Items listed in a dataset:

· · ·

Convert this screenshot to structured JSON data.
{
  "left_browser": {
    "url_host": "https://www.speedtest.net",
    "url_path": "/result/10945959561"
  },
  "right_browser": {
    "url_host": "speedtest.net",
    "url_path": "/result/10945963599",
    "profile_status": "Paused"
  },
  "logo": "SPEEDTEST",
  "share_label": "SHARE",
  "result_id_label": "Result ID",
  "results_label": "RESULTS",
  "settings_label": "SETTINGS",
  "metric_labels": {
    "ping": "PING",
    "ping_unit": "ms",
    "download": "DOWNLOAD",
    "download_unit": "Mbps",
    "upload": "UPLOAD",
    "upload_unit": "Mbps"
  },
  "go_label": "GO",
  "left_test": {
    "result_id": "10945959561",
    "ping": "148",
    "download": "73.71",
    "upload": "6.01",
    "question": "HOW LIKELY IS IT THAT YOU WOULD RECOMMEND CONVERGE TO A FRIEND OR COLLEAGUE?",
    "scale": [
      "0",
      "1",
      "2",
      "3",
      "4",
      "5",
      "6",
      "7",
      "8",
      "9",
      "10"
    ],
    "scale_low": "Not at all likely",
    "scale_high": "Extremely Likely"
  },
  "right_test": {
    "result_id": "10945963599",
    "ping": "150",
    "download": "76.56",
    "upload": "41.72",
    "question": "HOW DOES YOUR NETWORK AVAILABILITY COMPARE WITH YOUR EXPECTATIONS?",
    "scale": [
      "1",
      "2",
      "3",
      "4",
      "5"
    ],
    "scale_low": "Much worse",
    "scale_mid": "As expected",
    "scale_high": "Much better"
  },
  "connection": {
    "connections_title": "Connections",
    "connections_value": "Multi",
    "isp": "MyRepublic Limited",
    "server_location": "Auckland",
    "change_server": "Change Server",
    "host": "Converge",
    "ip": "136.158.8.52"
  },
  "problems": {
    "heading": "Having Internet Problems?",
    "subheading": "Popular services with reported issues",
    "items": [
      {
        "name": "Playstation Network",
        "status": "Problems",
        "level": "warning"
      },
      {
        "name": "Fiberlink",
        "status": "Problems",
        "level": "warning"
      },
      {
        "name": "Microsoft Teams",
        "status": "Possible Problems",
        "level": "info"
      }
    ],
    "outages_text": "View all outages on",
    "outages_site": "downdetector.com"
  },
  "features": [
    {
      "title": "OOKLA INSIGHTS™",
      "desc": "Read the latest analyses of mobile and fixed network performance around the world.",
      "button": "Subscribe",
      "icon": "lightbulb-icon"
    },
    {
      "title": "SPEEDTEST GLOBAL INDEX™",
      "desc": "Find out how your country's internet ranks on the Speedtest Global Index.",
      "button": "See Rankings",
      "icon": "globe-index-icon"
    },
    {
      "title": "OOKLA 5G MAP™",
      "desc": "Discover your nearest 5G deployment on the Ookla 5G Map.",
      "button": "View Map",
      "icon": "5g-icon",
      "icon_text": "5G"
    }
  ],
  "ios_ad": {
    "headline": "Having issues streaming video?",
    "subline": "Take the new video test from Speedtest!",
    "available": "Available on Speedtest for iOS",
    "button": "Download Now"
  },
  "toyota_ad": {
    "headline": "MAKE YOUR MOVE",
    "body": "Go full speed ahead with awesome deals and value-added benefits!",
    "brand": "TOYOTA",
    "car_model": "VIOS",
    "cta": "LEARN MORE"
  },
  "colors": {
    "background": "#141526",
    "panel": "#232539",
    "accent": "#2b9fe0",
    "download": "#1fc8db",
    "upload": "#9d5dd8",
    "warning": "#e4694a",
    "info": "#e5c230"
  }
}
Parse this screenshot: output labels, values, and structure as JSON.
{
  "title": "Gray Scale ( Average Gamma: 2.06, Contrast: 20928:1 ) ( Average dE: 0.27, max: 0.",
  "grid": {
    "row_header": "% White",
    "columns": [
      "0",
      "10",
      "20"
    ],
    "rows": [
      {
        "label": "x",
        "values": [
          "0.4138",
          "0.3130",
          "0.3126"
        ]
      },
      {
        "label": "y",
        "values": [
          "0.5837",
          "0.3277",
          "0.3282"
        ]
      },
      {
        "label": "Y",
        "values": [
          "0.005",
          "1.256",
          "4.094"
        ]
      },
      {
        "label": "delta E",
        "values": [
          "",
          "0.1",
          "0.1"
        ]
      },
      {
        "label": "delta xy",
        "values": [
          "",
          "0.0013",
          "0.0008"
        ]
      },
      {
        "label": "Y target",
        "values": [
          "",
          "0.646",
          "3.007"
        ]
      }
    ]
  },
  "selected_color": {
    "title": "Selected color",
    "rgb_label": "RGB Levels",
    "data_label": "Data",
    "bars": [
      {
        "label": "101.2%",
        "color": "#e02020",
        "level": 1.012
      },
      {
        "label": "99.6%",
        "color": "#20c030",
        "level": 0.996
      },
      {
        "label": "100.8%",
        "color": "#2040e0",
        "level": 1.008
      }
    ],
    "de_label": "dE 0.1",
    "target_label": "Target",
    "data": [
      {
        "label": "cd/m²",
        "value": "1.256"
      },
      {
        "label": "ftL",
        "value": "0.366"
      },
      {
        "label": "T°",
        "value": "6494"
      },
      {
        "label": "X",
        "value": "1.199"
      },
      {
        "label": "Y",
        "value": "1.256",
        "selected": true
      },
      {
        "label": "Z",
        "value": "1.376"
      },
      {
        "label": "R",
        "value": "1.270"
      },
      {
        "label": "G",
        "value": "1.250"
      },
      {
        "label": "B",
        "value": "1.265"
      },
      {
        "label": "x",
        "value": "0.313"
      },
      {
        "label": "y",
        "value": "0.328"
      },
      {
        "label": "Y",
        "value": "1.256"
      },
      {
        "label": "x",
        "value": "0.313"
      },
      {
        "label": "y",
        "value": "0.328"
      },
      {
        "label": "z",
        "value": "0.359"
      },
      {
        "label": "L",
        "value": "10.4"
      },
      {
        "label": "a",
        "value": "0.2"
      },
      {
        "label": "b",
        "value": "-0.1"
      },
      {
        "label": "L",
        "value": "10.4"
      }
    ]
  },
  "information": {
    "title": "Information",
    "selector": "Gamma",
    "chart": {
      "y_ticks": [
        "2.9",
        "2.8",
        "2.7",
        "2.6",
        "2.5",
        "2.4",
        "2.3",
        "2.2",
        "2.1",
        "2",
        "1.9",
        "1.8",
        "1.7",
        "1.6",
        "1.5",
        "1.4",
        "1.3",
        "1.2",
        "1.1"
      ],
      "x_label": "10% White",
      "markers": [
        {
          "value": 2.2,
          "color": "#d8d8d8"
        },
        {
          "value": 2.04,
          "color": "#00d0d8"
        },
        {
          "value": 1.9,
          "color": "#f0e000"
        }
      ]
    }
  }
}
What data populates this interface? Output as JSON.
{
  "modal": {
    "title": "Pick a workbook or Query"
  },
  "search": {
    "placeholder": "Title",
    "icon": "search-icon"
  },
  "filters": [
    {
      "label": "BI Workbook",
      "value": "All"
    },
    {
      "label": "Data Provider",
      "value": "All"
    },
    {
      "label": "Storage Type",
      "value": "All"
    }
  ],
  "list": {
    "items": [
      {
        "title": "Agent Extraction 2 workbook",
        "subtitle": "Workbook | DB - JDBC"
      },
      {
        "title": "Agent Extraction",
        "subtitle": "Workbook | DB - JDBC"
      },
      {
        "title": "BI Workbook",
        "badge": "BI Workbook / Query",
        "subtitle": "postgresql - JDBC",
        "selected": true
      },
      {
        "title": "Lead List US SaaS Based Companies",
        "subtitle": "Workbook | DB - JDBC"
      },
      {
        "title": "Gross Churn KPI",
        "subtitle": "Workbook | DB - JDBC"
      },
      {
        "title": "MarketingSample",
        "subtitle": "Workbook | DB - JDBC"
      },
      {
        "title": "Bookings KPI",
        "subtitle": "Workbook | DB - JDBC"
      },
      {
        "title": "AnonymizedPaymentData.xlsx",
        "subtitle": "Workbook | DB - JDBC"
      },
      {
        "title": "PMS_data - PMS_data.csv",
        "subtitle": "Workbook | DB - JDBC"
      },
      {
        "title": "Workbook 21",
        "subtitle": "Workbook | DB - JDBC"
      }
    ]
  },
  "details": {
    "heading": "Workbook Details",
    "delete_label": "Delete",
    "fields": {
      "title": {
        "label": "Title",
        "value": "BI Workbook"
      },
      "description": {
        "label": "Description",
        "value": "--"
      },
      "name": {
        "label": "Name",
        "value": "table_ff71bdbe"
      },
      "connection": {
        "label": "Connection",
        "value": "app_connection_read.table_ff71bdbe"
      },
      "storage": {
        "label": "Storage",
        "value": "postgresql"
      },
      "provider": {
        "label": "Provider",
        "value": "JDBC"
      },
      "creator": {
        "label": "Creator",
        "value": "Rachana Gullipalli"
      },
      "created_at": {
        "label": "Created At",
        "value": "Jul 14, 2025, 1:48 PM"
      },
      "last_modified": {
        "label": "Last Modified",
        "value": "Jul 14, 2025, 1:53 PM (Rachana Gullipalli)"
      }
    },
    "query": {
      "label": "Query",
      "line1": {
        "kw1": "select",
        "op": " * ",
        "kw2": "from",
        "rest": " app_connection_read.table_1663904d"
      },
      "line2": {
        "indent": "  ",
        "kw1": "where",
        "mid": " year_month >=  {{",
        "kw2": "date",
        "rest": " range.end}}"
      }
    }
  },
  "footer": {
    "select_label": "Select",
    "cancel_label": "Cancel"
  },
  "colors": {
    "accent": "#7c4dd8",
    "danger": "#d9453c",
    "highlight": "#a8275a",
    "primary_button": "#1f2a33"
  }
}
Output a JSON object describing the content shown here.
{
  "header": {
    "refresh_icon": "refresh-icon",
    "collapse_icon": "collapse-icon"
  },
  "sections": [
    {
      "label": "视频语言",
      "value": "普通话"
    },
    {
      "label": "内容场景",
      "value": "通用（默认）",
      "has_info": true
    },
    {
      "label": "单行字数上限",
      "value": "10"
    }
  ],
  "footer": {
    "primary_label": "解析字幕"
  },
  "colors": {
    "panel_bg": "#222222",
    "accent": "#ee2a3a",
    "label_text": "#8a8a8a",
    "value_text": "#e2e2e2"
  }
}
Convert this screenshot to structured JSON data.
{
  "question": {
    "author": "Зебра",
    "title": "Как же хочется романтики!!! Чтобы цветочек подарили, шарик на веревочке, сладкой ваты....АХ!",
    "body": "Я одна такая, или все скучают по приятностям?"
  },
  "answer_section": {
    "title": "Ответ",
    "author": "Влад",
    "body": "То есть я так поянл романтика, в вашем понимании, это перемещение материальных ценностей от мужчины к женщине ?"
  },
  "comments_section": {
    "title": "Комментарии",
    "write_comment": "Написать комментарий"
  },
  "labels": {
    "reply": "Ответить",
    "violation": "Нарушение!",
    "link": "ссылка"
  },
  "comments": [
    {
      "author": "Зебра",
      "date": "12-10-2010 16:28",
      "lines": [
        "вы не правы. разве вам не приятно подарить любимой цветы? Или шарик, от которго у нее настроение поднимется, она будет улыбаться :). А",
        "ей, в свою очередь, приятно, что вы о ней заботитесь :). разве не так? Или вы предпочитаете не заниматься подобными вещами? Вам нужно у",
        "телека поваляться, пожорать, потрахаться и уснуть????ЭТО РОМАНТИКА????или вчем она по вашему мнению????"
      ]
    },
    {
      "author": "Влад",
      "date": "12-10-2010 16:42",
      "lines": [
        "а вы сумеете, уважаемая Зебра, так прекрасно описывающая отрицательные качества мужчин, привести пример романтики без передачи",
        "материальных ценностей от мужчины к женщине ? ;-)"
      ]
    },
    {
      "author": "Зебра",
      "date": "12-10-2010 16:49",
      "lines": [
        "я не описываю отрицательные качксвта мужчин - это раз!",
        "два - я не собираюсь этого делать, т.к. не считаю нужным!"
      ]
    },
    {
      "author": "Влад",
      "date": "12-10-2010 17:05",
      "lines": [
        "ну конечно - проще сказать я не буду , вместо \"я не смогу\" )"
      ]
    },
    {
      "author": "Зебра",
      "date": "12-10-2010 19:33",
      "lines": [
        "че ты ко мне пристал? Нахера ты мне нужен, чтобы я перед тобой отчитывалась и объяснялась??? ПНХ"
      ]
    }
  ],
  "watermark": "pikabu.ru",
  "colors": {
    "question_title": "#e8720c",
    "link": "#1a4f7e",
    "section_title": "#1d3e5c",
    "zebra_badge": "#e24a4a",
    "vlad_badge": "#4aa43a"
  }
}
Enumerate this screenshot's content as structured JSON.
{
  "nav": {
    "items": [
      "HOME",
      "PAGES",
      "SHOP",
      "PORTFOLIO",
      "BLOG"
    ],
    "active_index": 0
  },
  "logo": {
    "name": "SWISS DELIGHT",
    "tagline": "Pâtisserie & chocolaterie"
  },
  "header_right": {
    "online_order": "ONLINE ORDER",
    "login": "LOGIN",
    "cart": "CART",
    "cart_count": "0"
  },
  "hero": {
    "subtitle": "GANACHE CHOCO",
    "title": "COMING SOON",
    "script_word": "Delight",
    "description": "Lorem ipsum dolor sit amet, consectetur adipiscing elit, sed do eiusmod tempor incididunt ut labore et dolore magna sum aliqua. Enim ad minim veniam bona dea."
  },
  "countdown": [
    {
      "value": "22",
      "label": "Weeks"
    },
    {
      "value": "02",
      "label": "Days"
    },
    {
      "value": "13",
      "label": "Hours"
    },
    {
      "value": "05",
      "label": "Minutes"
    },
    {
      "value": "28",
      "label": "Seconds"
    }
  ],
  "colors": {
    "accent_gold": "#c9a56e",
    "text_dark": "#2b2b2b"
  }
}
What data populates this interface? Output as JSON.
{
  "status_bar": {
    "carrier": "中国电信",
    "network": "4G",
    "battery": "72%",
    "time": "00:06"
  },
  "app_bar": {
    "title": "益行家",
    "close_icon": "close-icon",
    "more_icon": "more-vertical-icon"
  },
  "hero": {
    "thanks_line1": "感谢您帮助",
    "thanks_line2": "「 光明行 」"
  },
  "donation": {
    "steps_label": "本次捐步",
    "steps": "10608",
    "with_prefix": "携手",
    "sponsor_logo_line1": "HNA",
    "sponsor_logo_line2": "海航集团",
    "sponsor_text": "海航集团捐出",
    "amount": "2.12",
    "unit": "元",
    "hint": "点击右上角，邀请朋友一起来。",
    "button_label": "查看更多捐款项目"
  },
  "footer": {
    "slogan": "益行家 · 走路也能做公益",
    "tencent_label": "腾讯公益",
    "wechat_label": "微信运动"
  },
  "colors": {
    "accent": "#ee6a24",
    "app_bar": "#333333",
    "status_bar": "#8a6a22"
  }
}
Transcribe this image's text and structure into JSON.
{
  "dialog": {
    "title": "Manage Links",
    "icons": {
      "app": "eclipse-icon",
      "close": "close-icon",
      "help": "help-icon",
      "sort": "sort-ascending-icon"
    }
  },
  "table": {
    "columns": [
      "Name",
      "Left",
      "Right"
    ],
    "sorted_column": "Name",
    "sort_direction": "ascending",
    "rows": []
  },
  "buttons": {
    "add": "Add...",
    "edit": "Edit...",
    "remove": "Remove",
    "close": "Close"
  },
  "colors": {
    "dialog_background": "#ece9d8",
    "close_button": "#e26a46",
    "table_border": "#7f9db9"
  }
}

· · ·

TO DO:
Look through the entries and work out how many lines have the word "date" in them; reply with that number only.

ANSWER SECTION:
6